FRIDAY 16 JUL 2021 4:13 PM


Global media intelligence provider, Carma, hosted an online webinar yesterday 15 July, in which PR and comms experts discussed Covid-19 and vaccination communications.

Orla Graham, account director at Carma, opened the webinar with a break down of the findings from Carma's ‘Trust in Covid-19 Vaccines’ report. The research found that media coverage and government officials were particularly influential in directing public perceptions of the vaccine.

French President Emmanuel Macron declared the AstraZeneca vaccine was ‘quasi-ineffective’ for over 65s, while Angela Merkel said she would not take the AstraZeneca vaccine. This media coverage served to fuel public confusion and therefore scepticism surrounding the vaccine. Both the above politicians later rebuked their earlier claims, however the negative narrative had already taken hold causing doubt and concern among the public.

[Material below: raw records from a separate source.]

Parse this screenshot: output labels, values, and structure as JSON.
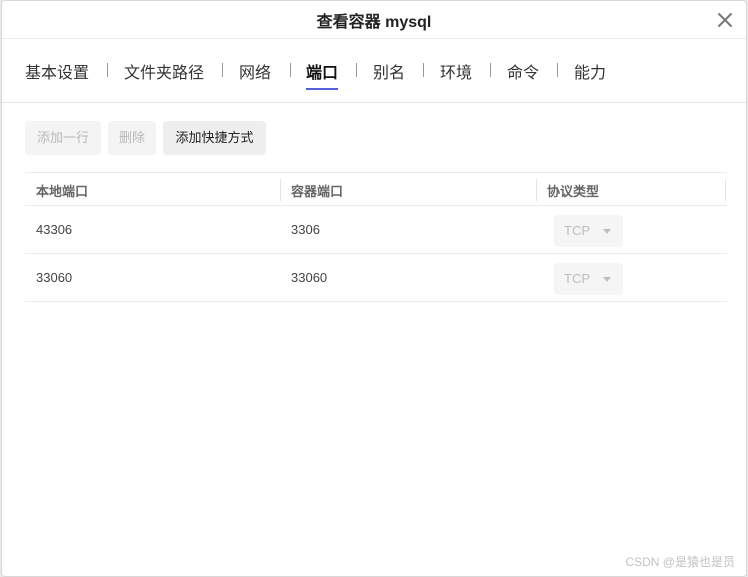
{
  "dialog": {
    "title": "查看容器 mysql"
  },
  "tabs": [
    {
      "label": "基本设置"
    },
    {
      "label": "文件夹路径"
    },
    {
      "label": "网络"
    },
    {
      "label": "端口",
      "active": true
    },
    {
      "label": "别名"
    },
    {
      "label": "环境"
    },
    {
      "label": "命令"
    },
    {
      "label": "能力"
    }
  ],
  "toolbar": {
    "add_row_label": "添加一行",
    "delete_label": "删除",
    "add_shortcut_label": "添加快捷方式"
  },
  "table": {
    "columns": [
      "本地端口",
      "容器端口",
      "协议类型"
    ],
    "rows": [
      {
        "local": "43306",
        "container": "3306",
        "protocol": "TCP"
      },
      {
        "local": "33060",
        "container": "33060",
        "protocol": "TCP"
      }
    ]
  },
  "watermark": "CSDN @是猿也是员",
  "colors": {
    "accent": "#5561d6",
    "disabled_text": "#b8b8b8"
  },
  "icons": {
    "close": "close-icon",
    "dropdown": "chevron-down-icon"
  }
}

“People absorb headlines far more than article content,” says Graham, so emotive headlines were key in controlling the vaccine narrative. AstraZeneca has been at the heart of the vaccination conversation, from being mentioned and praised as pending for approval in December 2020, to the reported EU shortfall and delivery in January and reports of blood clot side effects in March. Distrust in the AstraZeneca vaccine grew in Europe after the rise in blood clot reporting, and Google searches of side effects skyrocketed.

However, negative reporting in the UK was counteracted by an abundance of expert advice and communications explaining the data. “All of this demonstrates that words and who says them really matters,” adds Graham.

Catherine Hunt, head of insight and evaluation for the Prime Minister’s Office and Cabinet, gave a government perspective. “It was not just one campaign, it was 20 major campaigns, and 60 smaller campaigns going all time. Moving from lockdown to unlocking, to downloading an app, to tiers, staying at home and relaxation,” says Hunt.

Looking at what can be learnt from the past year, Hunt says there were four broad stages: planning, implementing, evaluating and reporting. The understanding of politicians and experts working together has been really important, says Hunt. Targeted communications were also fundamental in reaching harder to access communities. Koray Camgoz, director of communications and marketing at the PRCA, then led a wider discussion on Covid-19 and vaccination comms.

“In any crisis there is an information gap where people look for clarity, context and guidance,” says Matthew Hare-Scott, director at Porter Novelli.  There is traditionally a trust gap between political leaders and the public, and this is something that has to be earned. However, Richard Bagnall, co-managing partner at Carma, says that Covid-19 has almost seen the opposite occur, with leaders giving mixed and confused messages that led to a significant decline in trust. “Careless communications ultimately cost lives,” adds Bagnall.

Ishtar Scheneider, associate director of health at Edelman, says that people need to understand the process before they can trust the vaccines, and this extends to future vaccine communications that will likely fall at the same hurdle. In support of this argument, Matthew Hare-Scott says that when it comes to public health, people need to be given the knowledge and understanding to make their own decisions. Indeed, if people are informed then they have the tools to dispel misinformation and share this message through personal conversations, adds Orla Graham.

Speaking from experience following her involvement in the campaign to change the policy around organ donation in the UK, Sarah Waddington says that accessing harder to reach communities is fundamental to public health uptake and success. Using leaders from within these communities is highly valuable, but understanding your audience is the key to ensuring two-way engagement. Waddington says, “The big lesson is that well planned, well measured comms leads to really efficient outcomes, that in this situation can save lives."

Reflecting again on Covid-19 comms, Catherine Hunt says, “It’s not just about how many people saw the campaigns, it’s about how many people are understanding it.” Other key messages driven home by the guest speakers were the importance of consistency and being aware that data needs to be carefully interpreted. Bagnall says, “Covid changed everything in those dreadful weeks and any research that a professional communicator had at that point became obsolete. We must move our measurement and thinking beyond just doing stuff, to doing stuff that matters. This has been the ultimate example of that."

Find the ‘Trust in Covid-19 Vaccines Report’ here.